Data records for software interfaces
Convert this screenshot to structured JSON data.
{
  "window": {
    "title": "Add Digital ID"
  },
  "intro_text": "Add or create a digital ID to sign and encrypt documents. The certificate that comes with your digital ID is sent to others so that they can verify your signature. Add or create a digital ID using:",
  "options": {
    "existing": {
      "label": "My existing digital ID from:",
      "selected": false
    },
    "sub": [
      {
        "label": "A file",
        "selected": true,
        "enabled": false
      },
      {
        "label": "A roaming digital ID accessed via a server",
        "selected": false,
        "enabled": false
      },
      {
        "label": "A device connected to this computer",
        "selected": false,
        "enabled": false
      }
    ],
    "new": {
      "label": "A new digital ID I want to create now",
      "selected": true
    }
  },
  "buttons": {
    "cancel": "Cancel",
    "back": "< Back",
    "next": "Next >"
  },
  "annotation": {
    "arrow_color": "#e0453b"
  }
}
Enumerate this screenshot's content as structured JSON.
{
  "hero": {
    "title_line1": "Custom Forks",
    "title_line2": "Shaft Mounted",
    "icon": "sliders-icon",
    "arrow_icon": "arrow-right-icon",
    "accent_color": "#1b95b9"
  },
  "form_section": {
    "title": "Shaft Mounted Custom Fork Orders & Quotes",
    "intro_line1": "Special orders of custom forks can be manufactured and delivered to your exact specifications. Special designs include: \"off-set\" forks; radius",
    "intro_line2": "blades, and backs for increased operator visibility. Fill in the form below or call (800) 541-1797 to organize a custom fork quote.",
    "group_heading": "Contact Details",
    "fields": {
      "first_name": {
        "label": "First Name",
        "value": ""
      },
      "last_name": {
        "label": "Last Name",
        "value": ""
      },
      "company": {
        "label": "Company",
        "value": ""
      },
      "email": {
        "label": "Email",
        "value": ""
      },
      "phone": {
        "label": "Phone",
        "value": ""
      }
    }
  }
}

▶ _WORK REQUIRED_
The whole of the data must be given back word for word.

▶ _EXERCISE RESPONSE_
Convert this screenshot to structured JSON data.
{
  "window": {
    "title": "Add Digital ID"
  },
  "intro_text": "Add or create a digital ID to sign and encrypt documents. The certificate that comes with your digital ID is sent to others so that they can verify your signature. Add or create a digital ID using:",
  "options": {
    "existing": {
      "label": "My existing digital ID from:",
      "selected": false
    },
    "sub": [
      {
        "label": "A file",
        "selected": true,
        "enabled": false
      },
      {
        "label": "A roaming digital ID accessed via a server",
        "selected": false,
        "enabled": false
      },
      {
        "label": "A device connected to this computer",
        "selected": false,
        "enabled": false
      }
    ],
    "new": {
      "label": "A new digital ID I want to create now",
      "selected": true
    }
  },
  "buttons": {
    "cancel": "Cancel",
    "back": "< Back",
    "next": "Next >"
  },
  "annotation": {
    "arrow_color": "#e0453b"
  }
}
Enumerate this screenshot's content as structured JSON.
{
  "hero": {
    "title_line1": "Custom Forks",
    "title_line2": "Shaft Mounted",
    "icon": "sliders-icon",
    "arrow_icon": "arrow-right-icon",
    "accent_color": "#1b95b9"
  },
  "form_section": {
    "title": "Shaft Mounted Custom Fork Orders & Quotes",
    "intro_line1": "Special orders of custom forks can be manufactured and delivered to your exact specifications. Special designs include: \"off-set\" forks; radius",
    "intro_line2": "blades, and backs for increased operator visibility. Fill in the form below or call (800) 541-1797 to organize a custom fork quote.",
    "group_heading": "Contact Details",
    "fields": {
      "first_name": {
        "label": "First Name",
        "value": ""
      },
      "last_name": {
        "label": "Last Name",
        "value": ""
      },
      "company": {
        "label": "Company",
        "value": ""
      },
      "email": {
        "label": "Email",
        "value": ""
      },
      "phone": {
        "label": "Phone",
        "value": ""
      }
    }
  }
}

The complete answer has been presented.